───── PROVIDED RECORDS ─────
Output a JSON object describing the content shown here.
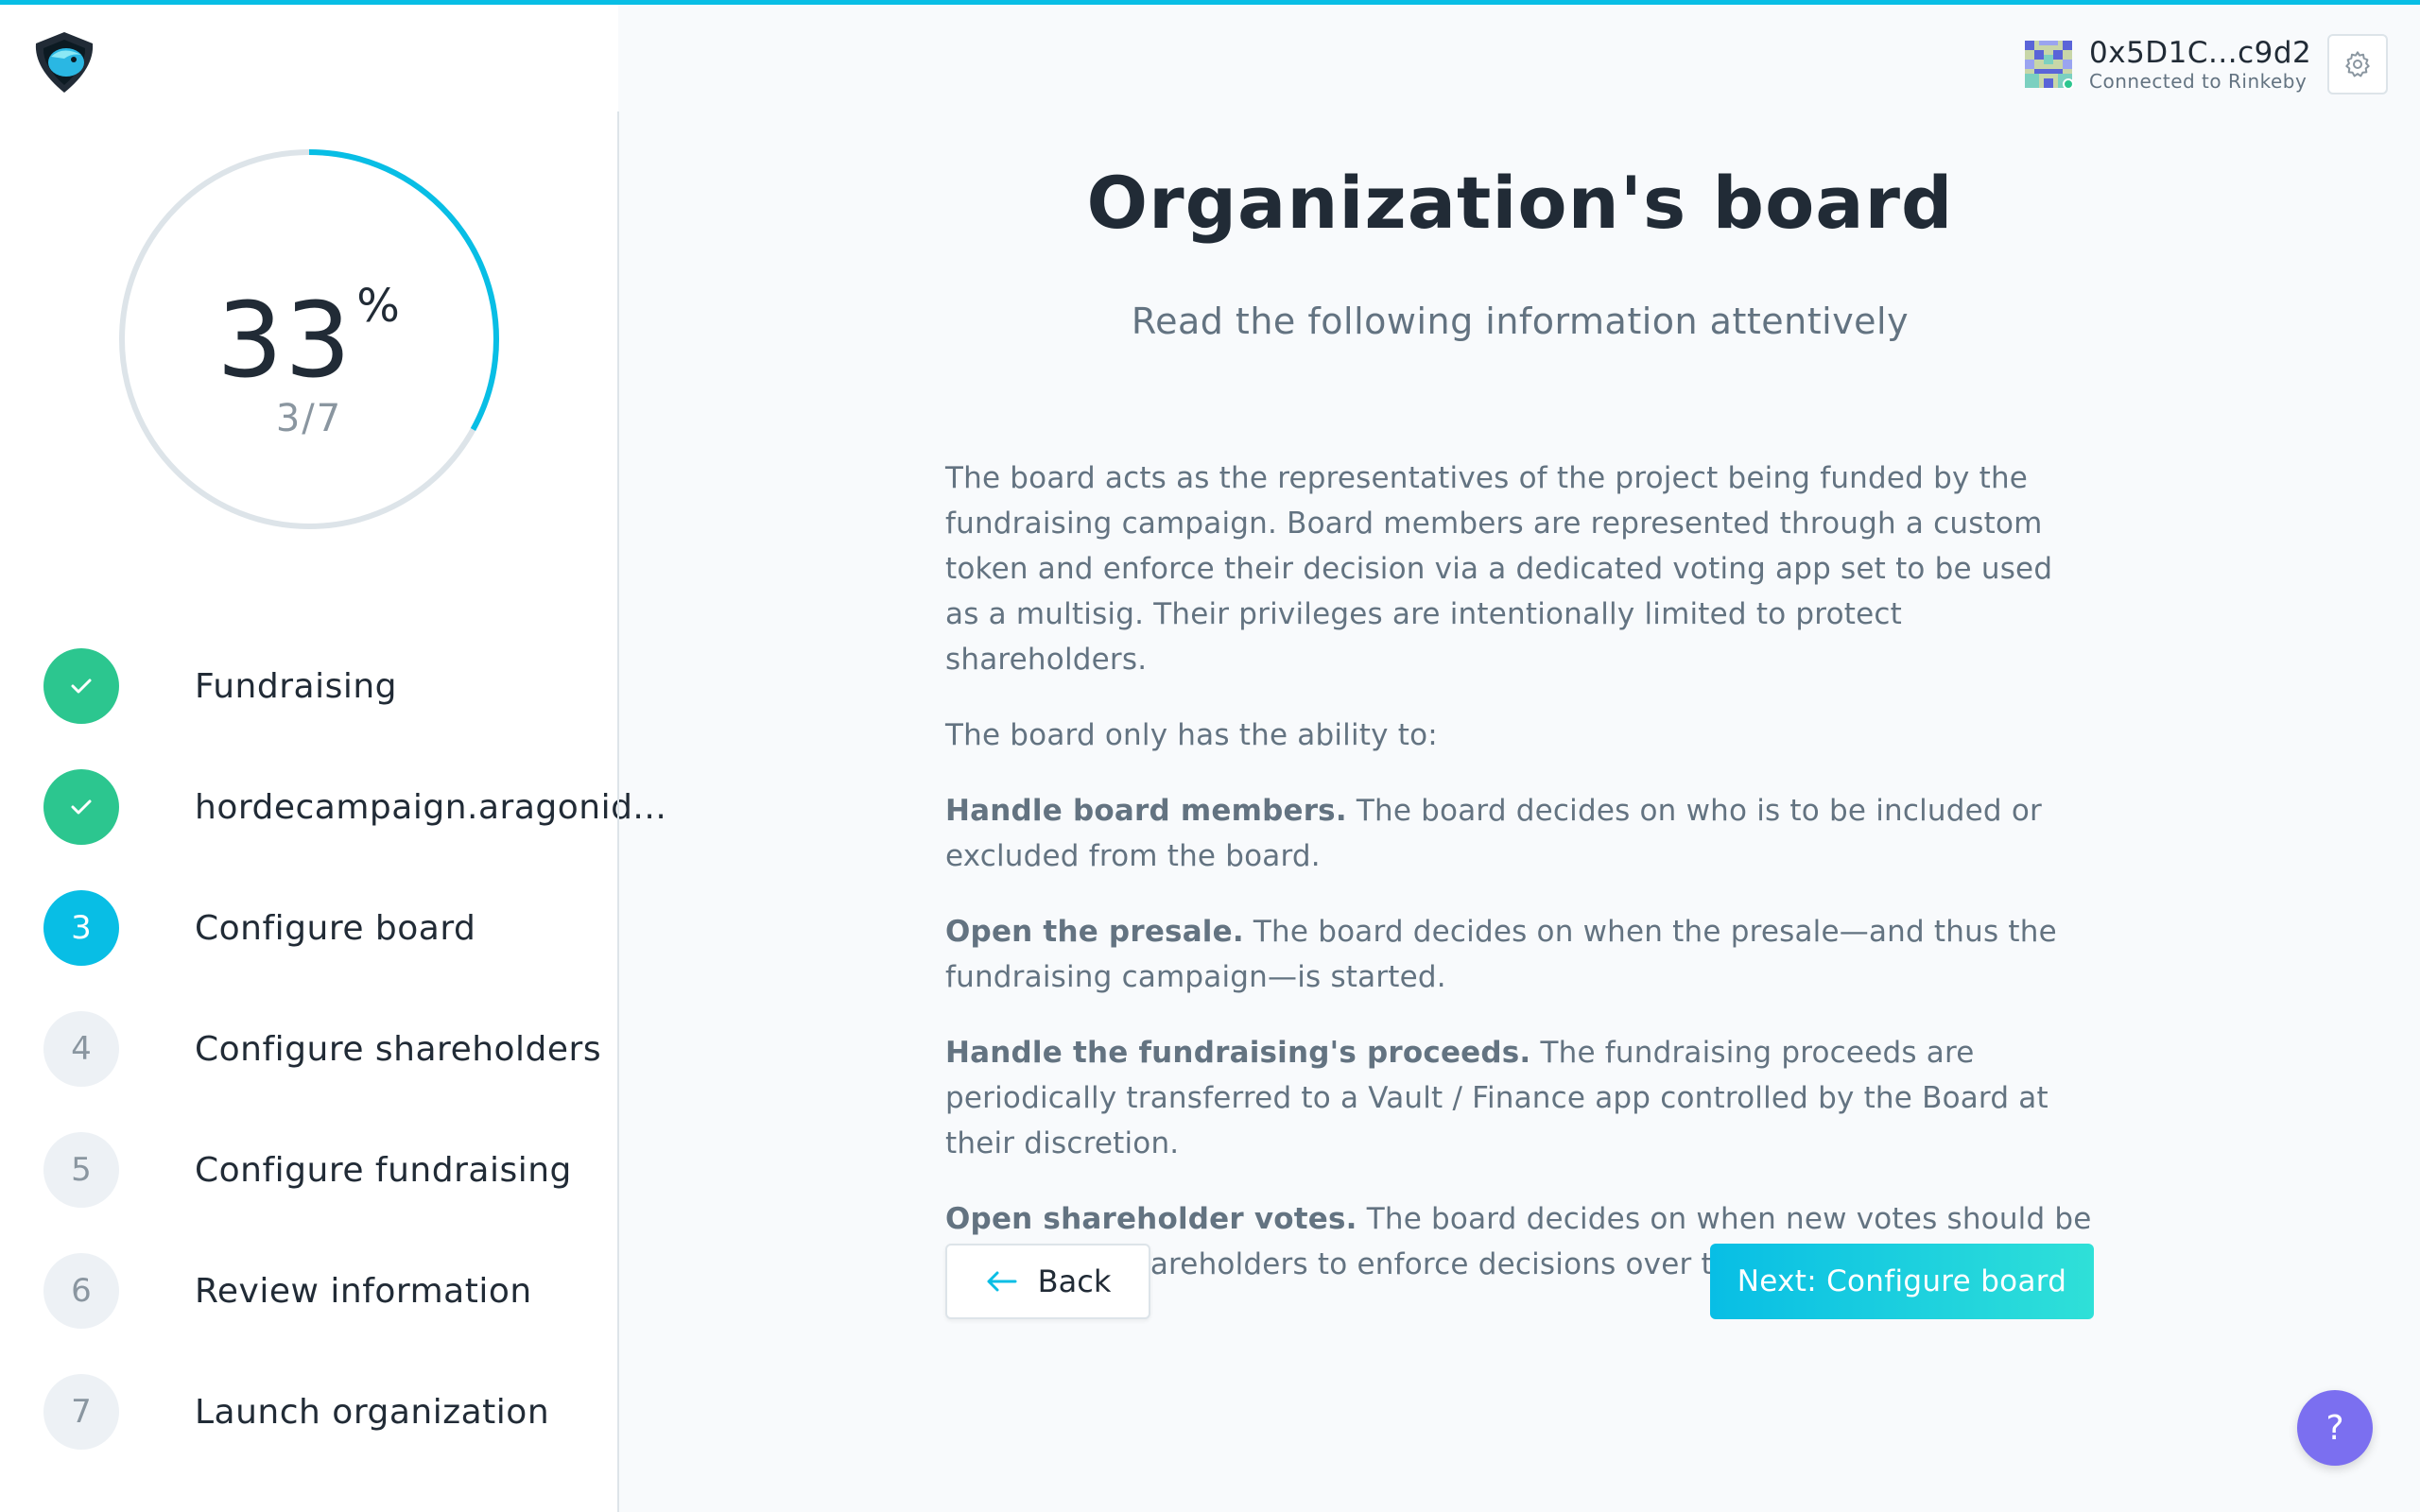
{
  "progress": {
    "percent": "33",
    "percent_sign": "%",
    "steps": "3/7",
    "fraction": 0.33
  },
  "sidebar": {
    "steps": [
      {
        "number": "1",
        "label": "Fundraising",
        "state": "done"
      },
      {
        "number": "2",
        "label": "hordecampaign.aragonid...",
        "state": "done"
      },
      {
        "number": "3",
        "label": "Configure board",
        "state": "active"
      },
      {
        "number": "4",
        "label": "Configure shareholders",
        "state": "todo"
      },
      {
        "number": "5",
        "label": "Configure fundraising",
        "state": "todo"
      },
      {
        "number": "6",
        "label": "Review information",
        "state": "todo"
      },
      {
        "number": "7",
        "label": "Launch organization",
        "state": "todo"
      }
    ]
  },
  "header": {
    "account_address": "0x5D1C...c9d2",
    "network_status": "Connected to Rinkeby"
  },
  "main": {
    "title": "Organization's board",
    "subtitle": "Read the following information attentively",
    "intro": "The board acts as the representatives of the project being funded by the fundraising campaign. Board members are represented through a custom token and enforce their decision via a dedicated voting app set to be used as a multisig. Their privileges are intentionally limited to protect shareholders.",
    "ability_intro": "The board only has the ability to:",
    "abilities": [
      {
        "title": "Handle board members.",
        "text": " The board decides on who is to be included or excluded from the board."
      },
      {
        "title": "Open the presale.",
        "text": " The board decides on when the presale—and thus the fundraising campaign—is started."
      },
      {
        "title": "Handle the fundraising's proceeds.",
        "text": " The fundraising proceeds are periodically transferred to a Vault / Finance app controlled by the Board at their discretion."
      },
      {
        "title": "Open shareholder votes.",
        "text": " The board decides on when new votes should be opened for shareholders to enforce decisions over the organization."
      }
    ],
    "back_label": "Back",
    "next_label": "Next: Configure board",
    "help_label": "?"
  },
  "colors": {
    "accent": "#08bee5",
    "success": "#2cc68f",
    "help": "#7b6ff0"
  },
  "icons": {
    "logo": "aragon-eagle-logo",
    "check": "check-icon",
    "back": "arrow-left-icon",
    "settings": "gear-icon"
  }
}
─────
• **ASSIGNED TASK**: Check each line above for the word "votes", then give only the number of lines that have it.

• **WRITTEN RESPONSE**: 2